TASK TO COMPLETE: Copy whichever lines of the data hold the word "name".

App and web page records:
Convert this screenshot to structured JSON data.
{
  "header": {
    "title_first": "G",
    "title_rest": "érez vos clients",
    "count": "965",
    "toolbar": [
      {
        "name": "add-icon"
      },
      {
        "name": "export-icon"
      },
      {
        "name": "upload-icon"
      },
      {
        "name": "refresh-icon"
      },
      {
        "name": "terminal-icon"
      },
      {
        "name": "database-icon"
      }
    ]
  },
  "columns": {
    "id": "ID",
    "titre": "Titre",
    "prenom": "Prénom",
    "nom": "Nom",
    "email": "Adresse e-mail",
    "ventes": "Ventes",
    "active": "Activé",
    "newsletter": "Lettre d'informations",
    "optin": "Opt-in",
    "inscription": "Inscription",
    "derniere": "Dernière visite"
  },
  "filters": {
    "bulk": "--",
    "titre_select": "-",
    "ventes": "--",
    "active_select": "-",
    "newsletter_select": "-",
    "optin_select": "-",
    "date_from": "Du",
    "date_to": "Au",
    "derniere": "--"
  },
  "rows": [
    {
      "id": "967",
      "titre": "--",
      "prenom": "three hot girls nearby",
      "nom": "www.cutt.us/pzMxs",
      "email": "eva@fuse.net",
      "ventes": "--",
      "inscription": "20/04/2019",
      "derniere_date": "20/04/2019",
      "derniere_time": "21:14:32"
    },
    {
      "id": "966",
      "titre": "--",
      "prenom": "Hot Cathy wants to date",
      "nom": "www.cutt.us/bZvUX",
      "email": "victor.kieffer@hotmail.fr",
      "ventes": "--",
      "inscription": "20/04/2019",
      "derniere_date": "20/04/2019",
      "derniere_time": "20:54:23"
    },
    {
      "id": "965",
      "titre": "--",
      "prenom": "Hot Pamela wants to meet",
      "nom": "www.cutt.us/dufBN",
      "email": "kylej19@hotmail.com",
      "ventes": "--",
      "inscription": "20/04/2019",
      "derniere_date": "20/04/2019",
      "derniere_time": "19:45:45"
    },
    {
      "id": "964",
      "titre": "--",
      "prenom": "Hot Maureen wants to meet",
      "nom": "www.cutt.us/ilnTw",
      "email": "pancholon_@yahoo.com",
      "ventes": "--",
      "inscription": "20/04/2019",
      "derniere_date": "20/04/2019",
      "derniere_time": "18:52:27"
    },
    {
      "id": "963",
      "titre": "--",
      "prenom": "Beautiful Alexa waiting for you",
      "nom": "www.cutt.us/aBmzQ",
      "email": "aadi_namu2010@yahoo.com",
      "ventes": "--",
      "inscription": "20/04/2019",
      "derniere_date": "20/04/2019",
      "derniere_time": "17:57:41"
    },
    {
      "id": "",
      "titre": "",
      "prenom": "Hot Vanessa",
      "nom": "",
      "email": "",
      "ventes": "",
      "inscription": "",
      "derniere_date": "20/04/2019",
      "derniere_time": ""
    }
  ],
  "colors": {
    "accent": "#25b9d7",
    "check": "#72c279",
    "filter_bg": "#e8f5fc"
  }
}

SOLUTION TO THE PROBLEM:
        "name": "add-icon"
        "name": "export-icon"
        "name": "upload-icon"
        "name": "refresh-icon"
        "name": "terminal-icon"
        "name": "database-icon"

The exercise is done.